Though there’s only been two cases in the United States, hospitals across the nation and across Iowa are preparing for the possibility of caring for Ebola patients.
Michael Edmond is an infectious disease specialist and the Chief Quality Officer for the University of Iowa Hospitals and Clinics. He says that hospitals across the nation are on a learning curve when it comes to handling Ebola patients.
“We always felt that unprotected exposures to infectious diseases were more risky than those that were protected. […] We saw the exact opposite in this case. [...] We’ve learned that as patients get sicker with Ebola, the infectivity increases markedly, these patients become very infectious. And even with appropriate gear, transmissions occurred, most likely because of the difficulties of removing the gear.”
Edmond the preparation includes hundreds of employees at the UIHC. He adds that though they’re already undergoing procedural training, that training is likely to change when the CDC releases new guidelines in the next couple of days.
The Ebola outbreak continues to be concentrated in West Africa. One Iowan, Kayla Casavant, says that though US media reports the capital city of Liberia, Monrovia, is “covered in dead bodies,” her experience in the city has been less dire.
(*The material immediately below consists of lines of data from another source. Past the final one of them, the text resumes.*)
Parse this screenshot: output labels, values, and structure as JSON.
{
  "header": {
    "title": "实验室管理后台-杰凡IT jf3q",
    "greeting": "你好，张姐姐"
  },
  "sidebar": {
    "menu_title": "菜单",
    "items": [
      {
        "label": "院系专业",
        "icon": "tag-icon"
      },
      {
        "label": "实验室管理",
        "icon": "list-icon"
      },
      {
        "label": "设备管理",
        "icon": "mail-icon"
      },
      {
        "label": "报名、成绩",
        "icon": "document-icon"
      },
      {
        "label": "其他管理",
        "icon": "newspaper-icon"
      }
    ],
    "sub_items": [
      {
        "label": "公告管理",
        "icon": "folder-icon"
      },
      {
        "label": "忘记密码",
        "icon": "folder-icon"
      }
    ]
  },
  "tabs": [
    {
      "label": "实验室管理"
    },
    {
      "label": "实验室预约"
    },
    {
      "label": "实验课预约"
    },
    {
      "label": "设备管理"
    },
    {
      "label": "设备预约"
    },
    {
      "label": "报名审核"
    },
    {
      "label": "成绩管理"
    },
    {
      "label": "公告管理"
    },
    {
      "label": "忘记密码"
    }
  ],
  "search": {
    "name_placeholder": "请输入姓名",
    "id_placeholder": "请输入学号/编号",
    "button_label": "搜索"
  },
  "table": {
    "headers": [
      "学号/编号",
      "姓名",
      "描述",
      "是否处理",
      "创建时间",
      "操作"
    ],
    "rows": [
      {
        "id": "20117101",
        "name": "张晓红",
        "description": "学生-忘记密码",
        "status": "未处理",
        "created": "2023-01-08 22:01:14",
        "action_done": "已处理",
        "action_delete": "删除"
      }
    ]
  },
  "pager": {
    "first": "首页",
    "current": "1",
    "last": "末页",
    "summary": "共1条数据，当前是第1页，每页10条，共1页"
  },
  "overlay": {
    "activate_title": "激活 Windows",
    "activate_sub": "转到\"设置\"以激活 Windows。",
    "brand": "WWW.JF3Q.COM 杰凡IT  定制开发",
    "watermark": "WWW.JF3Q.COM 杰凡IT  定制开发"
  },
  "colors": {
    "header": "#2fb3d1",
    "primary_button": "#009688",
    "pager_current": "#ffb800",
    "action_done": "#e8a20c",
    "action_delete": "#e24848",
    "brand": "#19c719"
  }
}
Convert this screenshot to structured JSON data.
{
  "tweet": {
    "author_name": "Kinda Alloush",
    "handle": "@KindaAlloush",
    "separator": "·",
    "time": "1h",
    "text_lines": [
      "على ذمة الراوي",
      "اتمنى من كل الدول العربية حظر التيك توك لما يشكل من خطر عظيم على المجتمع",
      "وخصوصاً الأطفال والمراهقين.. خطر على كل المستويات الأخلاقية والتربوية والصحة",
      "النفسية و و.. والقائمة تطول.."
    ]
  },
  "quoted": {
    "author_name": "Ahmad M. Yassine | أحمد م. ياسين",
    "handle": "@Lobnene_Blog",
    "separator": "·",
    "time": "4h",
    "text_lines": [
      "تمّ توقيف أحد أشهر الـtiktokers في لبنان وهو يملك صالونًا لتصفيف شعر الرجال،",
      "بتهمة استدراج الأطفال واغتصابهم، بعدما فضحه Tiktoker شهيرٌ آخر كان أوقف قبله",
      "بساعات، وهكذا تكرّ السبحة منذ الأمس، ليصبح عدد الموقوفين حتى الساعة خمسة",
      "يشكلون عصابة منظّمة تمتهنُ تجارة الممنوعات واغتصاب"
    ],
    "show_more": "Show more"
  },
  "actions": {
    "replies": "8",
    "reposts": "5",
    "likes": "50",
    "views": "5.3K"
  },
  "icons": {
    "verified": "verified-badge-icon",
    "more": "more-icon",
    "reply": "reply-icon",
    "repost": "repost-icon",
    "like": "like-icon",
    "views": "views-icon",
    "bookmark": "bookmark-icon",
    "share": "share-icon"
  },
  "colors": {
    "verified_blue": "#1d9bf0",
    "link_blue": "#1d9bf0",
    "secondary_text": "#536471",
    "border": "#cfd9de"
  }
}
“The past few weeks, things have stabilized a little bit. You see people start to go back about their normal activities, going to the market, going to business. [...] The biggest change is the mood of the population. When you talk to people, it’s always on their minds. Most people know someone who has died or been diagnosed with Ebola. People are on edge.”